4 Critical Innovation Tips for Startups

Filed Under Innovation

Four Critical Innovation Tips for Startups

August 4, 2014

Before the funding rounds and investors come into play, startups don’t usually have access to the same resources established businesses do. Money, business expertise and experience, contacts, well-established brand value, and above all, a loyal customer base, are the foundational elements of keeping a business alive. But what are startups supposed to do to differentiate themselves before they have the resources they need?

While clambering through the trenches, innovation is what allows startups to compete as viable competitors. Smart startups do things differently from their more mature competitors, and, in the process of doing so, they have the opportunity to develop their expertise and a loyal customer base.

Innovation, however, is easier said than done, and it goes beyond visualizing or getting sudden surges of inspiration. Here are four critical innovation tips for startups that want to truly set themselves apart.

1. Follow the Right Approach

Innovation requires letting go of predictability and control, while also being able to think differently. However, innovation is not making blind leaps of faith or taking wild risks, either; rather, it’s an exercise in risk management that requires a structured and logical approach.

In this sense, startups have a distinct advantage over established companies. Long-standing companies don’t want to tinker with a flow that’s proven to work well, whereas startups can experiment earnestly with trial and error in an effort to find better ways of getting things done. Taking it a step further, applying mind mapping techniques to innovation efforts allows startup entrepreneurs to undertake this feat in a structured way. A good mind mapping platform allows the brainstorming team to cover all bases and variables, understand the relationship and the time constraints of each variable, and take each eventuality to its logical conclusion. Mind mapping, when used in a startup culture, can foster the intersection of structure and creativity.

2. Involve the Customer

Startups usually target new wants and needs, or they target changes in wants or needs that existing businesses cannot or do not fulfill. For instance, there might be a market for an enterprise sales automation solution, but there might only be room for a solution that is targeted strictly to small businesses, or some other innovative service not offered by existing players. Understandably, the reason most startups are founded is because someone sees a gap in the current landscape and wants to fill it.

Startups would benefit from engaging customers early in the process. This can be gathering feedback from beta users, conducting pre-launch surveys on the targeted market, and much more. The feedback can offer critical insights that become the foundation for innovation. Using an innovation platform allows the team to collate ideas from various sources and sustain the innovation process; in short, this makes innovation intelligent and structured.

3. Adopt a Hands-on Approach
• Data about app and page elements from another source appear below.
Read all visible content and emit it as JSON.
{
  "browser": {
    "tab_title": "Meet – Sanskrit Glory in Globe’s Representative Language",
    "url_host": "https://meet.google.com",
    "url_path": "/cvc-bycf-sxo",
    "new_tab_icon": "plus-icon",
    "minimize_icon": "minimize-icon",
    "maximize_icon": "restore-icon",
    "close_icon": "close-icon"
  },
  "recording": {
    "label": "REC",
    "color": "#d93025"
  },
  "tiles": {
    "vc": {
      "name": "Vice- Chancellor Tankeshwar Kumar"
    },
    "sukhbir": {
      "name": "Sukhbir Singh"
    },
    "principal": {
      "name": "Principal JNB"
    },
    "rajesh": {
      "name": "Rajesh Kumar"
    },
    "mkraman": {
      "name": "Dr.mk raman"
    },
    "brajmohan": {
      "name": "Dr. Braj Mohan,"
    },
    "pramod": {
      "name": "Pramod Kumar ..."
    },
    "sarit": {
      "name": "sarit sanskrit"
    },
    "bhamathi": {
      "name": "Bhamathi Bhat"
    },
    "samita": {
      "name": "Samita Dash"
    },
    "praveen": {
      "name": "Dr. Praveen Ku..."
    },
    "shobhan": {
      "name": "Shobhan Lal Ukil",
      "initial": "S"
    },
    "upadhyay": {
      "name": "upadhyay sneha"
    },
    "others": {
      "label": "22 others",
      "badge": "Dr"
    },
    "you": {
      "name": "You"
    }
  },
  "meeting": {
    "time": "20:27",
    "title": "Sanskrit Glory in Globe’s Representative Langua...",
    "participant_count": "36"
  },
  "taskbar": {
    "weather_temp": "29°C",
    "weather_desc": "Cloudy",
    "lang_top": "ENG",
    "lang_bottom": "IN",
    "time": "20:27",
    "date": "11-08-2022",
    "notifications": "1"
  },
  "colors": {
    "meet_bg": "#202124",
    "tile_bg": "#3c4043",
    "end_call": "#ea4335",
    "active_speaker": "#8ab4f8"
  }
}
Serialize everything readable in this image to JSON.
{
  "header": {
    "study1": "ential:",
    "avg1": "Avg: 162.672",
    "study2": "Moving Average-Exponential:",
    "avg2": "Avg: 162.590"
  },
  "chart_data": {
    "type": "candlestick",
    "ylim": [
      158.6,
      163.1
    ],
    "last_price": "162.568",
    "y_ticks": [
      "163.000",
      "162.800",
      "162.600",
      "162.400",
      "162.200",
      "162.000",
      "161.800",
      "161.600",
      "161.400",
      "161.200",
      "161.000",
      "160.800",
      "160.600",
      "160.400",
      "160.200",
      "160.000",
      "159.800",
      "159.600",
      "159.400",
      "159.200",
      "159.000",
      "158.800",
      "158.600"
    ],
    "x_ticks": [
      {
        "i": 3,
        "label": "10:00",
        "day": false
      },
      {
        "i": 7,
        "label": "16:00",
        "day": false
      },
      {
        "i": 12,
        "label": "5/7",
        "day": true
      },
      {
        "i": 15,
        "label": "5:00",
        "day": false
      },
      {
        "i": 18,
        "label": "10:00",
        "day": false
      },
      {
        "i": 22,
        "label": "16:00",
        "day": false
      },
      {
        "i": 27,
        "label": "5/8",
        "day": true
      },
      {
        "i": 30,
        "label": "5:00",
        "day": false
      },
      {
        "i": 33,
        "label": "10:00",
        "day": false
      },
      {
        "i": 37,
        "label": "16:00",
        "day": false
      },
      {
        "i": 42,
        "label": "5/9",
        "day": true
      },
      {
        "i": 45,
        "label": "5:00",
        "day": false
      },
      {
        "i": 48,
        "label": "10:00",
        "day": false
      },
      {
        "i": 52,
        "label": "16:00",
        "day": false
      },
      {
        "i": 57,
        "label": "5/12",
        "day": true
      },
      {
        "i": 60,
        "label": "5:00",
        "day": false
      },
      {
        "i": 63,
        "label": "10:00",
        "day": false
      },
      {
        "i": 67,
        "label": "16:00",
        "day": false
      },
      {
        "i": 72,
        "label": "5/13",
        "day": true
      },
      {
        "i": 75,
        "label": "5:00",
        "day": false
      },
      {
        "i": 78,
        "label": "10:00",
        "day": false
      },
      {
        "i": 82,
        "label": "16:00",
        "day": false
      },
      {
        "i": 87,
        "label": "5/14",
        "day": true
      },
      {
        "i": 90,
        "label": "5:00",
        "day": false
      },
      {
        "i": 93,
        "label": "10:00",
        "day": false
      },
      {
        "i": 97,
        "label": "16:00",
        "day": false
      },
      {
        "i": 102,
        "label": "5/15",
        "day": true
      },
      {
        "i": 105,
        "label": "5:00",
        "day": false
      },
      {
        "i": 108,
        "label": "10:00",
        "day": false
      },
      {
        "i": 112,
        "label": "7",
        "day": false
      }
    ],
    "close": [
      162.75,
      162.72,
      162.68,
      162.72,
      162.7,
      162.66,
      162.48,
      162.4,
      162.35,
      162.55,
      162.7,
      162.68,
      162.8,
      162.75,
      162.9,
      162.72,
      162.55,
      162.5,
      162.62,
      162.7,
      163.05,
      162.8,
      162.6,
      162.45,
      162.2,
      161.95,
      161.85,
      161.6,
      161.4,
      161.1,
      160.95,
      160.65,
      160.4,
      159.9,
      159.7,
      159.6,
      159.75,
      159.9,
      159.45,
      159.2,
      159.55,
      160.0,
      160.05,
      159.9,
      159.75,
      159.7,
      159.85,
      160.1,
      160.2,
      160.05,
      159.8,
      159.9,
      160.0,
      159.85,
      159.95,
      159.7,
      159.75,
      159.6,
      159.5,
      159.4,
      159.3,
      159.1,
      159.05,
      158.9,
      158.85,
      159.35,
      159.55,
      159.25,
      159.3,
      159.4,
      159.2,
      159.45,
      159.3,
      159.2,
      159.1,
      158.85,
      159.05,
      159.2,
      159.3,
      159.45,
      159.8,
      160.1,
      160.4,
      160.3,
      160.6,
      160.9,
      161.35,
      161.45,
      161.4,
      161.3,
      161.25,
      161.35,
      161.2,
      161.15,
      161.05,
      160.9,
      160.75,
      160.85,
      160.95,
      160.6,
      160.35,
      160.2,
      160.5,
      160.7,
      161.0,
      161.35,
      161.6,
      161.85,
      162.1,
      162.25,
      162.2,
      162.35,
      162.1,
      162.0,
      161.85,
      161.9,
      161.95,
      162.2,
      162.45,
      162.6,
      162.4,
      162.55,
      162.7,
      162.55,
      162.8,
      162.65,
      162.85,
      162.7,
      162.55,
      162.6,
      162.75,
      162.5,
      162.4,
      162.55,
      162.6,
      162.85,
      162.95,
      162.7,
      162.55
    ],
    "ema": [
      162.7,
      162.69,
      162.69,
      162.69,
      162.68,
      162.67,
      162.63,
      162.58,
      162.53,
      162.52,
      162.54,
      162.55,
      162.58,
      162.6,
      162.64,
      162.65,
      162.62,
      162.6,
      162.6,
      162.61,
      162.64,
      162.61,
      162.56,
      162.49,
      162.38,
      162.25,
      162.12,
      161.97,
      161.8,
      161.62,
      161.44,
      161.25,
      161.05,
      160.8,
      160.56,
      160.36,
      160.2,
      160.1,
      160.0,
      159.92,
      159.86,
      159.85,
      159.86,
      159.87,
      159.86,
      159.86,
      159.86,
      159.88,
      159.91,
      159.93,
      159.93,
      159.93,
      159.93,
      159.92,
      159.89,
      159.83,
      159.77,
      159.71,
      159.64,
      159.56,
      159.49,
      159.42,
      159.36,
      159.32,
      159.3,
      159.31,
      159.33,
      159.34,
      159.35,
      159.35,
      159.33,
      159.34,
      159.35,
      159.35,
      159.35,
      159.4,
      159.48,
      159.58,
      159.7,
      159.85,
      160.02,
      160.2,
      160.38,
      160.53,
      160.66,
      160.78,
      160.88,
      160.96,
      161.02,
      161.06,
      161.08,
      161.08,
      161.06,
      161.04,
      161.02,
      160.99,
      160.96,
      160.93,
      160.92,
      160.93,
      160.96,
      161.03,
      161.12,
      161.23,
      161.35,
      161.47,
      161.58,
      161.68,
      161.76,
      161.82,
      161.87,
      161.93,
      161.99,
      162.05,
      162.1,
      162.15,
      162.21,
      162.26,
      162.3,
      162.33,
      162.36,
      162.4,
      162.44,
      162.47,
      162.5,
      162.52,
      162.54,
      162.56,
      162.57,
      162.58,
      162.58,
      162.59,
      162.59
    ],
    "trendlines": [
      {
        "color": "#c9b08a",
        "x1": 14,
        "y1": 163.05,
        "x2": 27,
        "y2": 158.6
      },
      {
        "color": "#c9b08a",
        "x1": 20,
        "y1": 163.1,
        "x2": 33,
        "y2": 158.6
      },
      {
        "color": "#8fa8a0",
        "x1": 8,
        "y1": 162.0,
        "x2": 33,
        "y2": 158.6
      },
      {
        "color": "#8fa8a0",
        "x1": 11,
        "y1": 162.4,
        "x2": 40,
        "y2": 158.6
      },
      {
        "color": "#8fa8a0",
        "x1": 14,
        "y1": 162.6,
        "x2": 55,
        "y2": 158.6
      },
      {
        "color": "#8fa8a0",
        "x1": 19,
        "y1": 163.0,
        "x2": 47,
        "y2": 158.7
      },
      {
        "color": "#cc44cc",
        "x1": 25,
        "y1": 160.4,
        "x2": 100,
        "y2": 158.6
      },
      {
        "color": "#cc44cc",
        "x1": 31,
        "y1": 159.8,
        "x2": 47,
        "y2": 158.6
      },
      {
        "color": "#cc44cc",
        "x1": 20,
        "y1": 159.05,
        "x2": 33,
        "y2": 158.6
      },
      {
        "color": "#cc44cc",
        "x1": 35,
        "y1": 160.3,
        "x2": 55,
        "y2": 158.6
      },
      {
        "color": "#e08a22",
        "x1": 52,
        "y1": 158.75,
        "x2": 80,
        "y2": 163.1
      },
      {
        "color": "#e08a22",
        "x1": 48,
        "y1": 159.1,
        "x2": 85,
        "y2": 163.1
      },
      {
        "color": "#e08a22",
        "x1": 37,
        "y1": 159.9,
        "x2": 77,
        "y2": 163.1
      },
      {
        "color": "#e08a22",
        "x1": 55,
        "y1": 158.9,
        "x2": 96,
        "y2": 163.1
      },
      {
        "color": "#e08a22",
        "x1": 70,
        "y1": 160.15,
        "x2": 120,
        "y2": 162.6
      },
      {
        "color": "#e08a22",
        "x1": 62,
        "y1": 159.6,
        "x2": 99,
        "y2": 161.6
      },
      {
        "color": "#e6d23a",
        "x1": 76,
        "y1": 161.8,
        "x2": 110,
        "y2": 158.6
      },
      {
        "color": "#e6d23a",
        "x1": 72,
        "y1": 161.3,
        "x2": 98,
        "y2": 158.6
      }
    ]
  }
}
Innovation never succeeds in isolation. A hands-on approach to business allows innovators to gain critical insights into voids in product or service delivery. As a way to identify and address those missing pieces, startups should use business prototyping tools, and closely study existing businesses.

Most innovation processes start with discovery, move to invention, then into improvement before the product or service hits the market. Many teams make the mistake of moving to the invention phase too early and spending too much time there. It is important to spend substantial time in the discovery phase to understand what drives the target audience, what makes them tick, what turns them off, etc. Leaders should ask: what target markets have this need? Does this have the potential to be a global solution? Is it scalable? Think about the questions you need to ask your team before launching into creation, and use the answers to determine next steps.

A solid practice in consumer and market research offers the best foundation for innovation.

4. Develop the Right Culture

Finally, the success of any innovation depends on its incubation in the right culture.

Startups have yet another advantage in this arena, because they can develop a culture they like without the arduous task of changing an existing culture. The success of innovation depends more on transparency and accessibility to information, as well as an open flow of ideas across the organization. Equally important is a system that acknowledges and rewards the contribution of each participant. However, simply wishing for such a culture is not enough. It requires policies to back it up and a platform to enable it.

Innovation is seeing the bigger picture outside existing walls. Organizations, especially startups, still need to define innovation to fit their own goals and limitations. It takes a structured and logical approach powered by smart practices — such as mind mapping and crowdsourcing — backed by a robust innovation platform, in order to reconcile these conflicting dichotomies.